And if you have never tried Puk-Puk, do yourself a favour, it is delicious; just make sure it is on a plate…

Here’s a recipe, just in case you’re tempted…

Courage, Endurance, Mateship, and Sacrifice.


An anniversary passed a couple of days ago marking 70 years since a defining moment in Australian history, the Kokoda Track campaign in the jungle of Papua New Guinea.

Starting on July 21, 1942 and lasting until 16 November of the same year it was more than a battle to save Port Moresby, and possibly Australia from a Japanese invasion, this was a time where the attributes of mateship truly shone through like a beacon to lead and guide future generations of Australians.

It is hard to stand at the monument at Isurava, which looks down to Kokoda and not be moved. The fighting here was intense, and it was in this very place that Private Bruce Kingsbury committed an act of bravery and valour that ultimately led to his own life being lost, and for which he was posthumously awarded the Victoria Cross, Australia’s highest Military Award.

Courage, Endurance, Mateship, Sacrifice

A few years ago I stood at the very rock where Private Kingsbury fell, the scene was serene, and it was hard to imagine the heavy fighting that resonated from this hillside, the sound of Bren guns rattling, of Japanese mountain guns being fired over the ridge from nearby Deniki, not knowing where the shells would fall, or whose life they would next claim.

The story of the 39th Battalion is legendary, and the enormity of the task they faced has only in recent years started to be truly understood. Increasingly Australian’s are making the pilgrimage to Kokoda, walking the track in recognition of the suffering and sacrifice these men made, to pay homage where a family member fell, a father, an uncle.

Often mocked by the regular Australian forces, the 39th were essentially the equivalent of a Citizens Military Force. They faced an elite Japanese fighting force, the Sasebo, in the initial stages of the battle, but what they may have lacked in military prowess, if anything, was certainly overcome by the qualities of, mateship, courage, and endurance.

In 2006 I was fortunate to walk the track with a good mate, and a group of like-minded people and led by a man passionate about telling the story of the 39th.  Adopted by Australia, but of Irish descent, Aidan Grimes is an infectious person, with a typical Irish humour, who believes that the Australian quality of mateship is one of our country’s greatest assets.

Aidan Grimes

Aidan has walked the track more times than he can remember, and has spent countless hours talking to those involved in the campaign. He relayed their stories as we progressed along the 96 kilometre track to Owers Corner.

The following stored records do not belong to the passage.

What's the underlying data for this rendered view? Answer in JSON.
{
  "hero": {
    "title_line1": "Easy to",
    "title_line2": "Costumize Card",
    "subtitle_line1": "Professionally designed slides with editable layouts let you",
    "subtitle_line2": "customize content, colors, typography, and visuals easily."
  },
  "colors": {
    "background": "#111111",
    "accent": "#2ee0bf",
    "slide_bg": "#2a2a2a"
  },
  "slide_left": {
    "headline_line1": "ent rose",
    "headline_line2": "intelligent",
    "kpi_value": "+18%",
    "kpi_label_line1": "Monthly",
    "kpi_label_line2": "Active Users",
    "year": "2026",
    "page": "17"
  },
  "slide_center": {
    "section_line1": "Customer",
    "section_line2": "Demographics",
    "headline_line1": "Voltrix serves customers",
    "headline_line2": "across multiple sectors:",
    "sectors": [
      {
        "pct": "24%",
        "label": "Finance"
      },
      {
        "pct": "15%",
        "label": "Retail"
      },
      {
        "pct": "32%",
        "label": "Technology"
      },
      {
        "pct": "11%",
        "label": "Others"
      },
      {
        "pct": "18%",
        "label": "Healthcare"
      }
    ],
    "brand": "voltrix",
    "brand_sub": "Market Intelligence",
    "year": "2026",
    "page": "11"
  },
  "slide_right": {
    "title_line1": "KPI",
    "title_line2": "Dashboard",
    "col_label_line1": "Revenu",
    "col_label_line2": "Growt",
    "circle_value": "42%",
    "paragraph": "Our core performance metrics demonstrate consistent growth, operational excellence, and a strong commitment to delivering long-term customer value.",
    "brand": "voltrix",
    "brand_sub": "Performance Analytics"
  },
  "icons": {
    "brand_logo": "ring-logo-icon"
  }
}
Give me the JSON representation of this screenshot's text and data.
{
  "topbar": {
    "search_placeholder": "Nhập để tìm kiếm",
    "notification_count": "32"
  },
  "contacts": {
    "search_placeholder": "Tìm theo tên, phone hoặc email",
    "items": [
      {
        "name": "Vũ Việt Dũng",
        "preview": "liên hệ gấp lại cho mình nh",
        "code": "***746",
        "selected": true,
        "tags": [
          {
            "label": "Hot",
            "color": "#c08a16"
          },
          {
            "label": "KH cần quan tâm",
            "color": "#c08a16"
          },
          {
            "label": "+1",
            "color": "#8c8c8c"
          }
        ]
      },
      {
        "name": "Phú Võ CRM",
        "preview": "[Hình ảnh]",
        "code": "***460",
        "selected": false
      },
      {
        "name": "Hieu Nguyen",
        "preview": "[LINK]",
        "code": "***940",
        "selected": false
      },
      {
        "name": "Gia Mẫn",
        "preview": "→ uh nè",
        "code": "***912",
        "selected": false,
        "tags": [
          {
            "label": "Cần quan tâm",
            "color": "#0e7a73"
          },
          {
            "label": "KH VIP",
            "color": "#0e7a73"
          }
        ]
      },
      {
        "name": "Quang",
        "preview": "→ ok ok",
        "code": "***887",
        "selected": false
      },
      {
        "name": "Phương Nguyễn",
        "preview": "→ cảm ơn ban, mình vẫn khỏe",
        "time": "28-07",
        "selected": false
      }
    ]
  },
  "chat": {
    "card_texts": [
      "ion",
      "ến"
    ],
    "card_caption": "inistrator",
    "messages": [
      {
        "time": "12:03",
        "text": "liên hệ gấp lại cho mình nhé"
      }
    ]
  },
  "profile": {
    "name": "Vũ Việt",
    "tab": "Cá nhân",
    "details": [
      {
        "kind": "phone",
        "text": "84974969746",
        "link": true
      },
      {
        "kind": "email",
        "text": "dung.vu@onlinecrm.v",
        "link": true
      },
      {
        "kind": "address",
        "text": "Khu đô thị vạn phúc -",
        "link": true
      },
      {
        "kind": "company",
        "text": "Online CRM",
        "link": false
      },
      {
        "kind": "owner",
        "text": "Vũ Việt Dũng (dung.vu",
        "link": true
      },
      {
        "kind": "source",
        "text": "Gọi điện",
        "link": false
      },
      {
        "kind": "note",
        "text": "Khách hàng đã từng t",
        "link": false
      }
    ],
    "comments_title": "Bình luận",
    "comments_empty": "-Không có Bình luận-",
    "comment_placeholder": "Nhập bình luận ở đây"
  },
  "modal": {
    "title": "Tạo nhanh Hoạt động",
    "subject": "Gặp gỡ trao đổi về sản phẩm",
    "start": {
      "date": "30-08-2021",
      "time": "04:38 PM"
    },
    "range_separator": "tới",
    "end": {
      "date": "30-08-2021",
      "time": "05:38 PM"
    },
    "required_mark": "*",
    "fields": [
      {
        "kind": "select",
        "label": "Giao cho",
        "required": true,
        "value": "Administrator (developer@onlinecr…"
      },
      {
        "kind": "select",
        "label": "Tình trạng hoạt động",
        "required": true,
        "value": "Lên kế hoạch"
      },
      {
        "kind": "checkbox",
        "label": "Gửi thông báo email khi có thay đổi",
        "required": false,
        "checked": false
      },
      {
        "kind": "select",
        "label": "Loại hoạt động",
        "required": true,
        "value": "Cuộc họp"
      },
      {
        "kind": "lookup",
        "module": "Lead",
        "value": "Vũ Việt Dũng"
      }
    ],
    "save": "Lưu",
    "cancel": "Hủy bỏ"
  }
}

There wasn’t one dry eye to be seen as Aidan sang Danny Boy at the very spot that Stan Bissett cradled his mortally wounded brother, Lieutenant Harold ‘Butch’ Bissett, in his arms before he silently slipped away.

And we should never forget the sacrifices that were made by our good friends. Our Wantoks, legends of the Kokoda Track, the Fuzzy Wuzzy Angels, the Papuan New Guineans who carried supplies and our wounded, often making the ultimate sacrifice at the hands of an unyielding foe.

Standing at the top of the final hill after six days along the Track, we looked back over the ranges and I swear we could hear that distinctive Aussie drawl, the sound of mates helping their mates, our memory of them will live on forever…Lest We Forget.